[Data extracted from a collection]
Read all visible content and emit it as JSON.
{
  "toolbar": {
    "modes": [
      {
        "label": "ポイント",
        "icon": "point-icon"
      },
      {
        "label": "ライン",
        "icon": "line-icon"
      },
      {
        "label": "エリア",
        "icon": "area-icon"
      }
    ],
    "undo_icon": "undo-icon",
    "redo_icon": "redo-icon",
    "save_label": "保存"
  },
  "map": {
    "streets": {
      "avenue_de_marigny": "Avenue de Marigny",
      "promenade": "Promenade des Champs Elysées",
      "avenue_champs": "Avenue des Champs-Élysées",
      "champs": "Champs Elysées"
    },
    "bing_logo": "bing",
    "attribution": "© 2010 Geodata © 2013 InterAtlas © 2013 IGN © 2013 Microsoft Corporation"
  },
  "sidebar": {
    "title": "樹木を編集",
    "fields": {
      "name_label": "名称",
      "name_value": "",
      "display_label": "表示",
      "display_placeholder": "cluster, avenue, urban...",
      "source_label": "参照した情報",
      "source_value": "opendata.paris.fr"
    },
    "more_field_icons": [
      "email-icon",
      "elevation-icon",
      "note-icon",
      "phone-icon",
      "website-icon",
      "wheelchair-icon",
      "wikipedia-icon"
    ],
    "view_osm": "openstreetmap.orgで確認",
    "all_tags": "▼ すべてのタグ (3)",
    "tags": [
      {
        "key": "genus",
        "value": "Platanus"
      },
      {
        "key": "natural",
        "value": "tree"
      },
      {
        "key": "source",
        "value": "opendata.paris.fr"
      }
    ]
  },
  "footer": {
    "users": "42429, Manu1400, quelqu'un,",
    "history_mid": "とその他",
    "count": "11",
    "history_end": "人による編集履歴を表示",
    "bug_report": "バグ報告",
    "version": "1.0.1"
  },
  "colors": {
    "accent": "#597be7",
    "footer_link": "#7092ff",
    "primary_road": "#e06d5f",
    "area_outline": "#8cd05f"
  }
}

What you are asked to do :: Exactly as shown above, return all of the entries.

Response for this exercise ::
Read all visible content and emit it as JSON.
{
  "toolbar": {
    "modes": [
      {
        "label": "ポイント",
        "icon": "point-icon"
      },
      {
        "label": "ライン",
        "icon": "line-icon"
      },
      {
        "label": "エリア",
        "icon": "area-icon"
      }
    ],
    "undo_icon": "undo-icon",
    "redo_icon": "redo-icon",
    "save_label": "保存"
  },
  "map": {
    "streets": {
      "avenue_de_marigny": "Avenue de Marigny",
      "promenade": "Promenade des Champs Elysées",
      "avenue_champs": "Avenue des Champs-Élysées",
      "champs": "Champs Elysées"
    },
    "bing_logo": "bing",
    "attribution": "© 2010 Geodata © 2013 InterAtlas © 2013 IGN © 2013 Microsoft Corporation"
  },
  "sidebar": {
    "title": "樹木を編集",
    "fields": {
      "name_label": "名称",
      "name_value": "",
      "display_label": "表示",
      "display_placeholder": "cluster, avenue, urban...",
      "source_label": "参照した情報",
      "source_value": "opendata.paris.fr"
    },
    "more_field_icons": [
      "email-icon",
      "elevation-icon",
      "note-icon",
      "phone-icon",
      "website-icon",
      "wheelchair-icon",
      "wikipedia-icon"
    ],
    "view_osm": "openstreetmap.orgで確認",
    "all_tags": "▼ すべてのタグ (3)",
    "tags": [
      {
        "key": "genus",
        "value": "Platanus"
      },
      {
        "key": "natural",
        "value": "tree"
      },
      {
        "key": "source",
        "value": "opendata.paris.fr"
      }
    ]
  },
  "footer": {
    "users": "42429, Manu1400, quelqu'un,",
    "history_mid": "とその他",
    "count": "11",
    "history_end": "人による編集履歴を表示",
    "bug_report": "バグ報告",
    "version": "1.0.1"
  },
  "colors": {
    "accent": "#597be7",
    "footer_link": "#7092ff",
    "primary_road": "#e06d5f",
    "area_outline": "#8cd05f"
  }
}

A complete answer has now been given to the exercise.